The chiefs of small police departments. Murphy charged, "have a stranglehold on the IACP," and the "needs, fears and level of attainment and education of small-town American police departments predominate in setting the priorities and tone of the association."

A spokesman for the IACP dimissed Murpyh's charges as inaccurate. "We've been through this route with Murphy before," said William Ellingsworth, the IACP's director of public affairs. "I hate to say something like we stand on our record, but it's absolutely true."

Ellingsworth said the IACP has been, since its founding in 1893, the country's leading national police organization, and responsible for "innumerable innovations over the years."

"Look, we've got a broad cross section of police officials in our membership and on our executive board," said Ellingsworth. "Whenever we go before Congress to talk about allocations we always champion the cause of the big cities. But we also say don't forget about the little towns."

The IACP represents about 10,500 police executives around the country, many from rural areas and suburban towns.

The Police Foundation is a Washington-based research body established in 1970 with money from the Ford Foundation. It has sponsored studies of women in policing and the value of preventive patrol, among other issues, and has generally reflected the views of younger, more liberal police executives.

The Police Executive Research Forum, representing 40 chiefs from medium-sized and big cities, was created by the Police Foundation two years ago and still shares office space with the larger group.

In September the two factions were pitted against each other before Attorney General Griffin B. Bell. The issue was how to reorganize the much criticized Law Enforcement Assistance Administration, which spends about $700 million a year in crime-fighting funds.

The Police Executive Research Forum advocated sending the bulk of those funds to large cities, while the IACP urged more assistance for small towns and rural areas.

"That kind of emphasis on the condition of the thousands . . . of tiny departments in the country," Murphy charged, "is symptomatic of what is currently wrong with the IACP."

"These tiny departments, however great their number, account for less than 10 percent of the nation's police officers; they deal with 6 percent of the nation's crime index; and the citizens they serve suffer 4 percent of the nation's violent crimes," said Murphy.

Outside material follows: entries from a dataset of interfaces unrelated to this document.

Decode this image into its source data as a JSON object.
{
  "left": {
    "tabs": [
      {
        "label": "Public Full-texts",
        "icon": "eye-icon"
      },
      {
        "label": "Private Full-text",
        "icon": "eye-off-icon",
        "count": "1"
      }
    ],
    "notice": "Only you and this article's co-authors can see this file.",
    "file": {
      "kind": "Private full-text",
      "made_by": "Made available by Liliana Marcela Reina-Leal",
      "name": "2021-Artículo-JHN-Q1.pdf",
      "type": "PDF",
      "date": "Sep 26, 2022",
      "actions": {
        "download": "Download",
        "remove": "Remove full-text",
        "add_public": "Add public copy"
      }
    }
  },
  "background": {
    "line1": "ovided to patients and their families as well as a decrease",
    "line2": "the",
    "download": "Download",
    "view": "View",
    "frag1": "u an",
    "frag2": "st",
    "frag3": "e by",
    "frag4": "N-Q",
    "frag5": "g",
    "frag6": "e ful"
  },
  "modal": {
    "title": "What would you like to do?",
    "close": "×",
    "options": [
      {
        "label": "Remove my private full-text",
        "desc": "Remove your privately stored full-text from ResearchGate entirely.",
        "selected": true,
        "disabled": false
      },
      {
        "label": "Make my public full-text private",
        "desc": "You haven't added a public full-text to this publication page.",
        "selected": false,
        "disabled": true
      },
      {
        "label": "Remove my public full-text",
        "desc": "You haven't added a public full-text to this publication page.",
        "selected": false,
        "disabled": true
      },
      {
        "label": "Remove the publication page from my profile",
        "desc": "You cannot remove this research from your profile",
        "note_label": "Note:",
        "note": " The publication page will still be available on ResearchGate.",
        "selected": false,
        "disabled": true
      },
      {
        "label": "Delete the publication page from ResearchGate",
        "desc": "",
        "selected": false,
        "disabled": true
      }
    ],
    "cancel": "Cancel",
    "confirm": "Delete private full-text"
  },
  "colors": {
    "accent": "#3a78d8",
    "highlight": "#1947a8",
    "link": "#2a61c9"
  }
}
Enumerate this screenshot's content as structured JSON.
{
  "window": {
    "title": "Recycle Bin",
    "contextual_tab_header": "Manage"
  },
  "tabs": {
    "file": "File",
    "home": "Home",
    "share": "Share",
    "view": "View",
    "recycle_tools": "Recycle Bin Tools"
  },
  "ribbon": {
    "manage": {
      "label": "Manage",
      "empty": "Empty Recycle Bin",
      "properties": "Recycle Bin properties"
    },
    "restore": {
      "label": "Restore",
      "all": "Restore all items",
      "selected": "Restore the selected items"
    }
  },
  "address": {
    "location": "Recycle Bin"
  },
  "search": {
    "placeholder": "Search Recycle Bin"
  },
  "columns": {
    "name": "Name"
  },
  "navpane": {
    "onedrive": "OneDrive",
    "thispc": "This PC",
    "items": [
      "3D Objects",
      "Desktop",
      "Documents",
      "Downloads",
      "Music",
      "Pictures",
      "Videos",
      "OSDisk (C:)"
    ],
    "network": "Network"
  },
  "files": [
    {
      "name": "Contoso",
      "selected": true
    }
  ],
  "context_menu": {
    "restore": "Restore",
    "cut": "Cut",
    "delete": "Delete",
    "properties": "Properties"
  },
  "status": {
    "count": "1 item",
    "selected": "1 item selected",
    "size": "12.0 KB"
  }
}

Murphy urged the forum, which includes many chiefs who are also members of the IACP, to work toward "recapturing" the IACP from the chiefs of "tiny departments." He suggested that big city chiefs should have a greater say in running the IACP, and that the organization should admit some police officials of lower rank.

"There has grown up, willy-nilly, a fetish about the title chief of police in such a way that all chiefs are considered equal," said Murphy.